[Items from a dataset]
=== Begin Enclosure ===
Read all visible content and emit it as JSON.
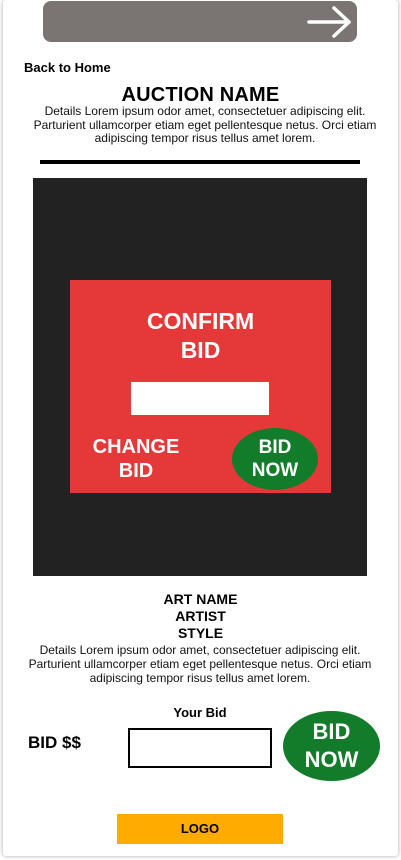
{
  "header": {
    "back_link": "Back to Home",
    "next_icon": "arrow-right-icon"
  },
  "auction": {
    "name": "AUCTION NAME",
    "details": "Details Lorem ipsum odor amet, consectetuer adipiscing elit. Parturient  ullamcorper etiam eget pellentesque netus. Orci etiam adipiscing tempor  risus tellus amet lorem."
  },
  "confirm_modal": {
    "title_line1": "CONFIRM",
    "title_line2": "BID",
    "input_value": "",
    "change_line1": "CHANGE",
    "change_line2": "BID",
    "bid_now_line1": "BID",
    "bid_now_line2": "NOW"
  },
  "art": {
    "name": "ART NAME",
    "artist": "ARTIST",
    "style": "STYLE",
    "details": "Details Lorem ipsum odor amet, consectetuer adipiscing elit. Parturient  ullamcorper etiam eget pellentesque netus. Orci etiam adipiscing tempor  risus tellus amet lorem."
  },
  "bid": {
    "your_bid_label": "Your Bid",
    "amount_label": "BID $$",
    "input_value": "",
    "bid_now_line1": "BID",
    "bid_now_line2": "NOW"
  },
  "footer": {
    "logo": "LOGO"
  },
  "colors": {
    "topbar": "#7a7473",
    "art_panel": "#222222",
    "modal": "#e53838",
    "bid_button": "#137c2b",
    "logo_bg": "#ffab00"
  }
}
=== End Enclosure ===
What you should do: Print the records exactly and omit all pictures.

Solution to this problem:
Read all visible content and emit it as JSON.
{
  "header": {
    "back_link": "Back to Home",
    "next_icon": "arrow-right-icon"
  },
  "auction": {
    "name": "AUCTION NAME",
    "details": "Details Lorem ipsum odor amet, consectetuer adipiscing elit. Parturient  ullamcorper etiam eget pellentesque netus. Orci etiam adipiscing tempor  risus tellus amet lorem."
  },
  "confirm_modal": {
    "title_line1": "CONFIRM",
    "title_line2": "BID",
    "input_value": "",
    "change_line1": "CHANGE",
    "change_line2": "BID",
    "bid_now_line1": "BID",
    "bid_now_line2": "NOW"
  },
  "art": {
    "name": "ART NAME",
    "artist": "ARTIST",
    "style": "STYLE",
    "details": "Details Lorem ipsum odor amet, consectetuer adipiscing elit. Parturient  ullamcorper etiam eget pellentesque netus. Orci etiam adipiscing tempor  risus tellus amet lorem."
  },
  "bid": {
    "your_bid_label": "Your Bid",
    "amount_label": "BID $$",
    "input_value": "",
    "bid_now_line1": "BID",
    "bid_now_line2": "NOW"
  },
  "footer": {
    "logo": "LOGO"
  },
  "colors": {
    "topbar": "#7a7473",
    "art_panel": "#222222",
    "modal": "#e53838",
    "bid_button": "#137c2b",
    "logo_bg": "#ffab00"
  }
}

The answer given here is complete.